DrugPrinter - print any drug instantly, or not
Over the Easter weekend a rather interesting paper has been doing the rounds of the chemistry community on Twitter. The paper in question is entitled
DrugPrinter: print any drug instantly
which is a pretty bold claim that would have learned societies and the Nobel committee clambering over each other to be the first to honour the author. So will this paper be remembered as a breakthrough moment in the history of drug discovery? I’ll go through it in some detail before answering that.
The first thing to note is that the article is fundamentally an opinion piece and doesn’t contain any experimentation or data. This isn’t a problem per se, Kolb, Finn and Sharpless’ description of Click Chemistry and Baran, Maimone and Richter’s protecting group free total synthesis have become seminal papers as much for the concepts and methodologies described than the specific syntheses reported. However, those syntheses did demonstrate that the concept worked. So what is the concept proposed here?
In drug discovery, de novo compounds are usually difficult to synthesize, purify and suffer low yields. Thus, DrugPrinter, a novel protocol for ‘printing’ any compound instantly instead of using a time-consuming, low yield synthesis and without requiring purification and separation of byproduct, is proposed.
“Printing” molecules is not the most novel of concepts but to some extent it’s feasible (see the classic IBM STM logo). So far so good. The introduction covers various background about 3D printing including the rather odd claim.
Although 3D printer technology is widely used today, even as far as building a house  and …
To manage that you would need a really big printer, unless the house is aimed at, say, a hamster. Sadly I can’t tell you any more as the cited articles (here and here) appear to have literally nothing to do with 3D printing. We then get a bit more detail about DrugPrinter.
Thus, if DrugPrinter can one day become a reality it will be a huge step forward in drug discovery. The operator needs only to sit down in front of a computer and draw the structure of compound, which is then inputted into the computer, and the system will automatically search by cloud computing for suitable reaction conditions between bond and bond. DrugPrinter technology would be suitable for the initial stage of drug discovery and novel early-stage material production to satisfy the small-volume large-variety production.
So this is a fully automated 3D printer for molecules. How’s that going to work then? Luckily the author has provided a step-by-step run through. First you make a mold.
Mold for DrugPrinter
There must be a mold first before printing the compound. As shown in Fig. 1 [reproduced below], the two half-molds of a tiny reactor are produced from the starting point of the compound 3D structure. The compound should be drawn first (a) and the surface of the target compound can be designed by software (b). Then part of the compound is removed and cut from the surface mold (c) and finally the two half-molds are ready (d).
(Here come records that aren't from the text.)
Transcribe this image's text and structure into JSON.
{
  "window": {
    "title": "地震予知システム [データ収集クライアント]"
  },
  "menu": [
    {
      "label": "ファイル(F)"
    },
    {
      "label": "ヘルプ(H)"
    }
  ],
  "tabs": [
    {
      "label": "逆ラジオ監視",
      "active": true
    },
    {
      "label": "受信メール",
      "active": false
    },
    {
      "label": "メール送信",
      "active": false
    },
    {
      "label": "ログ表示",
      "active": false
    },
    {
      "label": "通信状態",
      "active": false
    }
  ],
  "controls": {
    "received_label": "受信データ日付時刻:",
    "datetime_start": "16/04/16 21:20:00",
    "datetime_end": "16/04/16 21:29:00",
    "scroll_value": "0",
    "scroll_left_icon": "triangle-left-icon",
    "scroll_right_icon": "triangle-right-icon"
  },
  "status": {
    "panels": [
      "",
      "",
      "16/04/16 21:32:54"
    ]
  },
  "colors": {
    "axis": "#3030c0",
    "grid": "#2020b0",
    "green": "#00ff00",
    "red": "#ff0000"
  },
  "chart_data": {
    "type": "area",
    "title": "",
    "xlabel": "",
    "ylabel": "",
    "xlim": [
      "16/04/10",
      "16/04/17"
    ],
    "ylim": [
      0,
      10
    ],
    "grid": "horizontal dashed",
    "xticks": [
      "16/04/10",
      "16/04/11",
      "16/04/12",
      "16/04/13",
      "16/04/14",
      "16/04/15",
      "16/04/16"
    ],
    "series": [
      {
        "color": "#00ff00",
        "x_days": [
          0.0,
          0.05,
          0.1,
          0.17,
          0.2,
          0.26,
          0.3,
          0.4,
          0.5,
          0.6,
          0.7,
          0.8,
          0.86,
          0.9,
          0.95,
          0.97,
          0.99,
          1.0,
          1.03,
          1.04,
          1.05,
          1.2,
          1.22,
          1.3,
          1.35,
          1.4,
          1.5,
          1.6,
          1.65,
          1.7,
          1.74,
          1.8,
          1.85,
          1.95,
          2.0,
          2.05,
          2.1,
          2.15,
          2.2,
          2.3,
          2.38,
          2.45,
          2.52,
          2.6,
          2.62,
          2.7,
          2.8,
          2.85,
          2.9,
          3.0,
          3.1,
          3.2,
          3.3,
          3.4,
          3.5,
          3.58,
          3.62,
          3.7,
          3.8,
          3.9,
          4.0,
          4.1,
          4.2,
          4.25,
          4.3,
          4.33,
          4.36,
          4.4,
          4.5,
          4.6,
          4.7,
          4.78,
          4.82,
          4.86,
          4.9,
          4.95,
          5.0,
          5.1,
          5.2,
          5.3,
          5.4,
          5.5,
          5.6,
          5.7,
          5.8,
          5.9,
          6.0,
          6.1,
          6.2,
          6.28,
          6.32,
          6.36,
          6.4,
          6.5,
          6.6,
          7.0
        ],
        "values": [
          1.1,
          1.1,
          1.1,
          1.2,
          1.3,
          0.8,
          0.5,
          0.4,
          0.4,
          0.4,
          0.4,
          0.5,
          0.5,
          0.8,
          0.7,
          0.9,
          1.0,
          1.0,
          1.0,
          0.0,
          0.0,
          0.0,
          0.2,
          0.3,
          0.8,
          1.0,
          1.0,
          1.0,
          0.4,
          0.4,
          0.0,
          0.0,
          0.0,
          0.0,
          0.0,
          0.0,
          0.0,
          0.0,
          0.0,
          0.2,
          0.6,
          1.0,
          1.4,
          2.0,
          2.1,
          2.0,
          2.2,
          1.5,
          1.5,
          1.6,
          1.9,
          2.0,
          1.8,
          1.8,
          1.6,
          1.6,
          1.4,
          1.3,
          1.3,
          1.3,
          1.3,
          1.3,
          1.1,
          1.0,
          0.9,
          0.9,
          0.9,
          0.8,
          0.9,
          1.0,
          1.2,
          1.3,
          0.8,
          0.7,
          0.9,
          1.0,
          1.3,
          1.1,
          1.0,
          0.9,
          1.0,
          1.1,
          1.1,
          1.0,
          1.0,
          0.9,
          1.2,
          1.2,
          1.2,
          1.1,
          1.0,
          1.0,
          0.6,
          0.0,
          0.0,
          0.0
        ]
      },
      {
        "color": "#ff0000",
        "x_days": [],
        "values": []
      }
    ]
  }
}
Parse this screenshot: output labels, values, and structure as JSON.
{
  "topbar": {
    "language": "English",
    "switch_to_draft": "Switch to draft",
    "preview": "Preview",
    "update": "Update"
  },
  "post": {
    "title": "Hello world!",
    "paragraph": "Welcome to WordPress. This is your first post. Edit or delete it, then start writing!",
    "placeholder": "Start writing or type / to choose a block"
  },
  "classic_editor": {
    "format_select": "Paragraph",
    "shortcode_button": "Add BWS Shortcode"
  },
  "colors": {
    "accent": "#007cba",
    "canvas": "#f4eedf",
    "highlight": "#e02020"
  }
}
Parts (a) and (b) are reasonable straight forward. Fire up your favourite molecular drawing package, run an energy minimisation and then calculate the Van der Waals surface. We then get take a giant leap to parts (c) and (d) where we magically have a mold and then cut it in half. Thankfully this is covered in more detail later in the paper, the important bit is.
The mold can be easily made by 3D printing or molecular imprinting technology.
Currently 3D printing is limited to a spacial resolution in the 10s of micron range and therefore isn’t suitable. Lithographic techniques can reach length scales in the 10s of nanometre range so are still too big. To produce a suitable mold you’d need resolution on an Angstrom scale, or smaller than a hydrogen atom (Van der Waals radius 1.2 Å). Basically you’d need a DrugPrinter to print the mold and you end up in a chicken-egg cycle.
The second method, molecular imprinting, can produce a “mold” on about the right length scale. Molecular imprinting is analagous to producing a mold in traditional metalwork molding. You make the mold by making a polymer in the presence of the molecule that acts as a template. When you remove the template molecule you end up with holes of the appropriate shape in the material. So, theoretically molecular imprinting could produce a suitable mold, but you’ll need your target drug to make the mold so we are back to a chicken-egg situation again.
So the feasibility of the first step in the process is basically zero, at least until we can produce a mold on an Angstrom scale without needing it to be a) made of molecules (maybe an electric/magnetic field in the future?) or b) needing to already have the target molecule.
I’ll leave it there for now as it just gets less feasible, if I get time tomorrow I may carry on. In the mean time take a look at fluorogrol’s and Derek Lowe’s posts for their comments on the synthetic parts.
Copyright. Quoted text and the image are reproduced from Calvin Yu-Chian Chen, Drug Discovery Today, 2014. DOI: http://dx.doi.org/10.1016/j.drudis.2014.03.027 and their reproduction here is considered fair use.
License is unknown as the article is Open Access and displays a http://creativecommons.org/licenses/by-nc-nd/3.0/ but the bottom of the article claims Copyright Elsevier All Rights Reserved.